And there you have it, folks. All that's left is the wild card predictions. Take a look at my explanations of the stats used and abused, if you care to, and feel free to bust my chops if you disagree.


revenantive said...

i totally agree. the NL West will be fun to watch this year.

I see a three-way race between San Fran, San Diego & LA. but you never know.

San Fran's starting pitching, featuring the $100 million dollar man (zito), might be enough to capture the division assuming no injuries.

with all the differed money on the line, Zito had better come through. The other Barry (Bonds) gave up millions this year so the team could hand out the largest contract for a pitcher in baseball history.

Chris V said...

San Fran has every chance to win the division, but I think they need to get something in that bullpen. All a team needs is three really good starters, and they have two in Zito and Cain, so if Morris or someone comes through with a big year, they can contend all season and probably win the division. Again, though, that bullpen worries me. I'd say they should make a trade midseason, but the team is old enough that it shouldn't be trading away young talent. I know they want to make one last run with Barry Bonds, but bad trades (Pierzynski for Nathan, Liriano and Bonser) have hurt the team. Imagine where the Giants would be with Nathan and Liriano, and even Bonser? It changes the whole dynamic of the West. The Giants would easily be a division favorite.

revenantive said...

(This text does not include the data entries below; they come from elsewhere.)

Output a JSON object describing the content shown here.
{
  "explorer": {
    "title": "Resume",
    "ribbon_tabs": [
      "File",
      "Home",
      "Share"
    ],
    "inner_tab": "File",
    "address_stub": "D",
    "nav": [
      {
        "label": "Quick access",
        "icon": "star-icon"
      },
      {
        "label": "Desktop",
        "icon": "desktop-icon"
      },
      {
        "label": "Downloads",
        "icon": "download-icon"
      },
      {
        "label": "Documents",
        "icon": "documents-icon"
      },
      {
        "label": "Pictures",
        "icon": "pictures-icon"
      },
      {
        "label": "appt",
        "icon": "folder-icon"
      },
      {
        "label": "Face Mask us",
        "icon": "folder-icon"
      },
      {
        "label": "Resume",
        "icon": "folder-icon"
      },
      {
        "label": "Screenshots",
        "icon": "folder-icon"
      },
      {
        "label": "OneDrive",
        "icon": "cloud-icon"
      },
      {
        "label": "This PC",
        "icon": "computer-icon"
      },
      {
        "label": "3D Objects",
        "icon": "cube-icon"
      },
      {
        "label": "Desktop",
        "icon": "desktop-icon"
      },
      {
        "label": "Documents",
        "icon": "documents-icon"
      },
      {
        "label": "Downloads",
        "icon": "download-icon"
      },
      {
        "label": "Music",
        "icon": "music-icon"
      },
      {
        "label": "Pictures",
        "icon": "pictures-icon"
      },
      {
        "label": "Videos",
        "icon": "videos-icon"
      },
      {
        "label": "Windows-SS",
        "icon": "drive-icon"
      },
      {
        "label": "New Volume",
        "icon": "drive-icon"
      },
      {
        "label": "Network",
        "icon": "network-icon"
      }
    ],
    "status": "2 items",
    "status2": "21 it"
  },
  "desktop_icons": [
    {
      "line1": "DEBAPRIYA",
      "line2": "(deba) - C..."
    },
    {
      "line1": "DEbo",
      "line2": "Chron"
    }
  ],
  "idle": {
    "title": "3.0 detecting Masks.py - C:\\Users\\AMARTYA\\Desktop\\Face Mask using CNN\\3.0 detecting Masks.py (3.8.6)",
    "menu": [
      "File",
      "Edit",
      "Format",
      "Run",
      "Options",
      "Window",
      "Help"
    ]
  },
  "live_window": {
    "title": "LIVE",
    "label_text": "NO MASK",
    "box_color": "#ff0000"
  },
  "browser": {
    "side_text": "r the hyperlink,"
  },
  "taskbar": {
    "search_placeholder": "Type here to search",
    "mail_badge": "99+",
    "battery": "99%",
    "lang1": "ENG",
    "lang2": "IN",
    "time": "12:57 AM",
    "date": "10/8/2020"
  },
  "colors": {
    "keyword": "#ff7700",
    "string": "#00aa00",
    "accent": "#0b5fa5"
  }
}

so true. lucky for the giants, they play in a division that is relatively evenly matched.

older teams always make things interesting in the second half...

will old age and treachery overcome youth and skill in the western division this year???

i love baseball.

Chris V said...

Barry Bonds breaks Hank Aaron's record, an all-star game, and a return to the playoffs all in one season? It may be too much for one city...unless that city contains the still beating heart of Tony Bennett.